    • To configure goals, go to the Account Administration screen by clicking the gears icon in the orange baron every screen. You can use the goal values to create segments to view details of each form.Conversions by Traffic SourceBecause the new version of Google Analytics gives such granular detail about the traffic sources, it canbe helpful to switch to the old version to see a more high level view of the traffic sources of theconversions.Paid Visitor ConversionsUsing the Paid Visitor segment, you can see the conversion rate as well as determine the return on yourad speng. Click on Conversions, Goals, then click Overview. 16

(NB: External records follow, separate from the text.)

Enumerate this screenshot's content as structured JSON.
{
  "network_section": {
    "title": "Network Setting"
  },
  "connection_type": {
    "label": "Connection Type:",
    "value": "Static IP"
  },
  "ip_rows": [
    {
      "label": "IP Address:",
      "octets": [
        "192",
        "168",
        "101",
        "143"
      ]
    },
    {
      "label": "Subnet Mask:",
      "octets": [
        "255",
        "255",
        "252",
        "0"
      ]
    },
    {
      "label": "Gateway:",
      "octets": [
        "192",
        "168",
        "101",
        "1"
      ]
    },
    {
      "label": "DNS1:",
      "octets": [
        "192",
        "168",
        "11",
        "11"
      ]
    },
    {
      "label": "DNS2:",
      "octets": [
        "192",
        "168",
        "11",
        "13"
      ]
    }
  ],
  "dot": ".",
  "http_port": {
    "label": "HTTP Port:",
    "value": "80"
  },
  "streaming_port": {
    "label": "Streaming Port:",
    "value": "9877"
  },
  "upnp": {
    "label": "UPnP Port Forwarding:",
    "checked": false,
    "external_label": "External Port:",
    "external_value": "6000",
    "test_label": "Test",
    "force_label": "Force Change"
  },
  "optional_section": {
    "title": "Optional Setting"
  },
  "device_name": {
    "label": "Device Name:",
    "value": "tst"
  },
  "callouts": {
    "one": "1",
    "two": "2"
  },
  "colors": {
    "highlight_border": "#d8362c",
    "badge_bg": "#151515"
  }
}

    • To calculate return on ad spend (ROAS), it is simply revenue divided by ad spend.To calculate return on investment (ROI), it is revenue minus ad spend divided by ad spend.Abandoned ConversionsWhen you configure your goals you can also create a goal funnel. The goal funnel contains all of thepages to a conversion. To view your goal funnel in the reports, click Conversions, Goals and then clickFunnel Visualization. You can see conversion rate for each step, as well as where visitors who did notconvert went. . 17
    • How Do They See You Online?There are many free tools available that will enable you to see how your web site is perceived online.The tools show how your site is described, what are similar sites and how you stack up against yourcompetition.Competitive Information SitesAlexahttp://www.alexa.com/siteinfoTyping your domain into the Site Info tab on Alexa.com will display a wealth of information about howyour site is perceived online.In addition to getting information about how your site is described and hot it ranks, you also see: • The Alexa Traffic Rank will show how popular the site is compared to yours, including Reach, Pageviews and more. • Search Analytics will show you which terms your competition is using to get traffic. • The Audience data will show you what kind of visitors your competition is attracting. • The Contact Info will show you the contact information found on your site • The Reviews will display any Alexa reviews that have been posted • Related Links displays a list of web sites that are perceived to be similar to your site 18
    • • The Clickstream data will show you where your competition is getting traffic from affiliate programs and partners.Competewww.Compete.comTyping your domain into Compete.com shows traffic stats, perceived competitors, as well as adescription of your site. 19
    • Other ResourcesQuantcast – www.Quantcast.comQuantcast provides free direct audience measurement for all website owners including traffic,demographics, business, lifestyle, interests and more.Spyfu – www.Spyfu.comSpyfu is a good resource to see competition for both paid and organic search.SERP – Search engine result pagesWho else shows up for search terms you are well optimized for? 20